_About this task_
Filter out all lines without the word "GROK" from the data below, please, and copy the rest.

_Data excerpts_
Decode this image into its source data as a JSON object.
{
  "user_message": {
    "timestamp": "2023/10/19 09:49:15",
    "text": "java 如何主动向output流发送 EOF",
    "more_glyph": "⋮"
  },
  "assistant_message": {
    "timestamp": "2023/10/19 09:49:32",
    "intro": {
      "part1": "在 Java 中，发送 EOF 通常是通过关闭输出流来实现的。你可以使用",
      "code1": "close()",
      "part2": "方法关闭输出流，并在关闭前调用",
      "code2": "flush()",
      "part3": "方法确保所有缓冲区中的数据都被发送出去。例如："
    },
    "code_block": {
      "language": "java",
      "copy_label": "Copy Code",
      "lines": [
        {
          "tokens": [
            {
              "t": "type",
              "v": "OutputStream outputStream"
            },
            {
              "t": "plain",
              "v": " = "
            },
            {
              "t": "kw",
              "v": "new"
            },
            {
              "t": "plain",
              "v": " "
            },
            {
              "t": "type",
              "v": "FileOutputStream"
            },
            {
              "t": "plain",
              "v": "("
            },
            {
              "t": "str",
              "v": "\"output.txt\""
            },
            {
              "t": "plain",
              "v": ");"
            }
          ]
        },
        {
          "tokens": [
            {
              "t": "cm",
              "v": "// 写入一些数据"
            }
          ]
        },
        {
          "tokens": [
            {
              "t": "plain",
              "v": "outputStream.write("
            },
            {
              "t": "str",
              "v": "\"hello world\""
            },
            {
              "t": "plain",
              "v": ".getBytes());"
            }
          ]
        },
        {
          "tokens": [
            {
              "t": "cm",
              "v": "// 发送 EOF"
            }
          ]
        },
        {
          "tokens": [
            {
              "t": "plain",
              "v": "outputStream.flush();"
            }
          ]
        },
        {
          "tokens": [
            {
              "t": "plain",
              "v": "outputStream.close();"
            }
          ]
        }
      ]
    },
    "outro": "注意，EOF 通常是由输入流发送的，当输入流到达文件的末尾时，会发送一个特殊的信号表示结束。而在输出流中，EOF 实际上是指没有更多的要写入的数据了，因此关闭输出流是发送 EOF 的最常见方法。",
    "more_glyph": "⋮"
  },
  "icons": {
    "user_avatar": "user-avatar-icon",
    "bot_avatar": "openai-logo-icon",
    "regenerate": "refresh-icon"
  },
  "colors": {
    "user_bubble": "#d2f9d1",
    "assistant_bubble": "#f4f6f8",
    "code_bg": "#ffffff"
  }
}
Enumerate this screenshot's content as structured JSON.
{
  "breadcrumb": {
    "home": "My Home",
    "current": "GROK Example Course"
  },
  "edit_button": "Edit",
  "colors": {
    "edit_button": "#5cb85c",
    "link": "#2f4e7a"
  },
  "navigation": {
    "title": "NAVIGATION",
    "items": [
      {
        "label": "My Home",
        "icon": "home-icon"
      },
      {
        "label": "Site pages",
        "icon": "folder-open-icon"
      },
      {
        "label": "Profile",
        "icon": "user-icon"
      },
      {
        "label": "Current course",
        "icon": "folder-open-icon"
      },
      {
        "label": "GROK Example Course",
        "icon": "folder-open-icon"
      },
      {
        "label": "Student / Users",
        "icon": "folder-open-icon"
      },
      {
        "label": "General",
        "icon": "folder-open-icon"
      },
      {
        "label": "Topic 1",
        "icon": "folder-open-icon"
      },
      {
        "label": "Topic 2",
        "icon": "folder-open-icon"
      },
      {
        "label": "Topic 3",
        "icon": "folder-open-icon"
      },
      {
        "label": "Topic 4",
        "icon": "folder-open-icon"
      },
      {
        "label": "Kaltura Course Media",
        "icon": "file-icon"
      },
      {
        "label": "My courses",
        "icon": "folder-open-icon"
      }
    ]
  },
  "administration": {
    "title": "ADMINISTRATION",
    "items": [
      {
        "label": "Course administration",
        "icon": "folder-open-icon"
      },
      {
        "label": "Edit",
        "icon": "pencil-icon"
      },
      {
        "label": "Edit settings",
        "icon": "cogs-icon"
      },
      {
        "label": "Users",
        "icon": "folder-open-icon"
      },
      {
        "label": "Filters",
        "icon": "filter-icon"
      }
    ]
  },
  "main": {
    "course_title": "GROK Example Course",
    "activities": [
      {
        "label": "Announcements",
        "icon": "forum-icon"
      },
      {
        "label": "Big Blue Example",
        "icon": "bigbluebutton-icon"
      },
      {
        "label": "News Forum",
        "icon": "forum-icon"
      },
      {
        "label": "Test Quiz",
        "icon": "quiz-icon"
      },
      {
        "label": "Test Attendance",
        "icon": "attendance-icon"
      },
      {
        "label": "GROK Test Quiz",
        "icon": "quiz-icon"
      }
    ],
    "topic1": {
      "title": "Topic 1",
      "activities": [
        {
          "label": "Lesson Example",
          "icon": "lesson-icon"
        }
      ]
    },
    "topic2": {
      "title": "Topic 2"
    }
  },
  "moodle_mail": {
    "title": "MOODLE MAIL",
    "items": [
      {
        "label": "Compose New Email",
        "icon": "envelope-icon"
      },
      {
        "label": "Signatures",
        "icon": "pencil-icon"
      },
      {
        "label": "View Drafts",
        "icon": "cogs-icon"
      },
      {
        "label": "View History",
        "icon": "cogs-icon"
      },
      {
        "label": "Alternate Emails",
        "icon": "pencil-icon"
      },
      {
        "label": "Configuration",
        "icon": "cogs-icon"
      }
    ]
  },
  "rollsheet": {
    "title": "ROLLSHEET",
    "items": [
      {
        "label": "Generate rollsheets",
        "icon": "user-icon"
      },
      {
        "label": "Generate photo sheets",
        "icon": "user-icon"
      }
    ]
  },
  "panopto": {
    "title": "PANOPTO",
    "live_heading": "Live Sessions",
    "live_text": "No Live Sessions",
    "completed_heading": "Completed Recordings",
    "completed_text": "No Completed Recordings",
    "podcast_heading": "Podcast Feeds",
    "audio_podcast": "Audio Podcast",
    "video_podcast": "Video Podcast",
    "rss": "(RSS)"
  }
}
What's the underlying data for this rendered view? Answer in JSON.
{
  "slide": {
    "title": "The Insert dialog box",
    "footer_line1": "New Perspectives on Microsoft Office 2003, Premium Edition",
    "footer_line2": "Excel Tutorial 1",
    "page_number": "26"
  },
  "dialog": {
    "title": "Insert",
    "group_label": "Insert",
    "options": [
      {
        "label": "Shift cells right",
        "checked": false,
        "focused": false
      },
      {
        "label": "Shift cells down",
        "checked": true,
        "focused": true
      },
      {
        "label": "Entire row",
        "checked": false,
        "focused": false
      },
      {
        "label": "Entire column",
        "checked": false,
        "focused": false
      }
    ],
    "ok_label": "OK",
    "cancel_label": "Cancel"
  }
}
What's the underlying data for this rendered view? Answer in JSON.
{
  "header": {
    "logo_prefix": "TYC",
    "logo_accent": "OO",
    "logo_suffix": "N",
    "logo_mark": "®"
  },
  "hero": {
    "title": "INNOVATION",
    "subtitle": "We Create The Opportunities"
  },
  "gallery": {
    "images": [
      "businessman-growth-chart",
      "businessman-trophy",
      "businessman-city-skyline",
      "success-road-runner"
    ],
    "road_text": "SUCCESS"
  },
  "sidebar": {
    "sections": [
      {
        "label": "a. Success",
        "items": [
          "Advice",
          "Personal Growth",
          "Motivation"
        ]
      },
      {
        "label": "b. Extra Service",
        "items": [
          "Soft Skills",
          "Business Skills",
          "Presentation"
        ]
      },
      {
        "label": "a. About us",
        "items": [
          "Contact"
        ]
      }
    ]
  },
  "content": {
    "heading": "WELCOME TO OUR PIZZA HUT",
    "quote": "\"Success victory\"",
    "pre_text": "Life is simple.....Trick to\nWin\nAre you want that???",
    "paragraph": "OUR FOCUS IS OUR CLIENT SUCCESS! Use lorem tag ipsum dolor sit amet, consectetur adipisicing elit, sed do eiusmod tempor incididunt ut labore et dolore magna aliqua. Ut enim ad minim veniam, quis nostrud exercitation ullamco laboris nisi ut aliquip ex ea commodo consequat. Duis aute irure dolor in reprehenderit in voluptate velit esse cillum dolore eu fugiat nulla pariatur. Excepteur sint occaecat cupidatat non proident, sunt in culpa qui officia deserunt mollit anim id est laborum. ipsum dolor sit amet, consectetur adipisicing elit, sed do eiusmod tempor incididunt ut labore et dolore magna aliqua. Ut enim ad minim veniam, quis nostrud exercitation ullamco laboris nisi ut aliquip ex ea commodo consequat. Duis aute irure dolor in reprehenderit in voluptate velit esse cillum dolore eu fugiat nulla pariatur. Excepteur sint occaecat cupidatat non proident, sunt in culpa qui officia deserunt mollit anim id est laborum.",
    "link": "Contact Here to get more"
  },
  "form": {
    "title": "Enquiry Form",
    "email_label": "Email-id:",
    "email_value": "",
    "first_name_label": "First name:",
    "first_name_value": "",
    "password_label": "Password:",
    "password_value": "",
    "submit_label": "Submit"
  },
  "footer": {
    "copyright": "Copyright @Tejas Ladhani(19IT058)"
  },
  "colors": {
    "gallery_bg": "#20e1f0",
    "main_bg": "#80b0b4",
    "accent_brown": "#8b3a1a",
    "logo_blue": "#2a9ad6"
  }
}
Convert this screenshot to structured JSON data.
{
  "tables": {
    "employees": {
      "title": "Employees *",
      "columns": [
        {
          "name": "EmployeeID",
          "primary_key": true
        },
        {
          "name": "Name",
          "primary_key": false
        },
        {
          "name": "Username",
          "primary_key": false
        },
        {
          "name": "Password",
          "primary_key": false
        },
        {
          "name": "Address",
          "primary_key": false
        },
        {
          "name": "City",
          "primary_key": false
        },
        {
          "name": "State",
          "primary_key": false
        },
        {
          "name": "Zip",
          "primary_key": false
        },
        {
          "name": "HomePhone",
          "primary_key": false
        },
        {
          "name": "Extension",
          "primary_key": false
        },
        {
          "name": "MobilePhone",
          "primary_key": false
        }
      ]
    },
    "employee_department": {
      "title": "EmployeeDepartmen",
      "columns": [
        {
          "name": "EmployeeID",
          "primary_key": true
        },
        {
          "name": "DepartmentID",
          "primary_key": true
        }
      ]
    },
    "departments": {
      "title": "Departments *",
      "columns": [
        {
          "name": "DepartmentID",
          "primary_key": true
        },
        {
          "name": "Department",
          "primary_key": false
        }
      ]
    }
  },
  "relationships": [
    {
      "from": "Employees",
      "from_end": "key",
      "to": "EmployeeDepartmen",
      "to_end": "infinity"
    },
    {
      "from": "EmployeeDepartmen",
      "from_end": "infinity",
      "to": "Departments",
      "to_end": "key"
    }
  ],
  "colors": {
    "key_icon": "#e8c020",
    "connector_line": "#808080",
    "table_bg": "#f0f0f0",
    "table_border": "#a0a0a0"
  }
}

_Solution below_
    "current": "GROK Example Course"
        "label": "GROK Example Course",
    "course_title": "GROK Example Course",
        "label": "GROK Test Quiz",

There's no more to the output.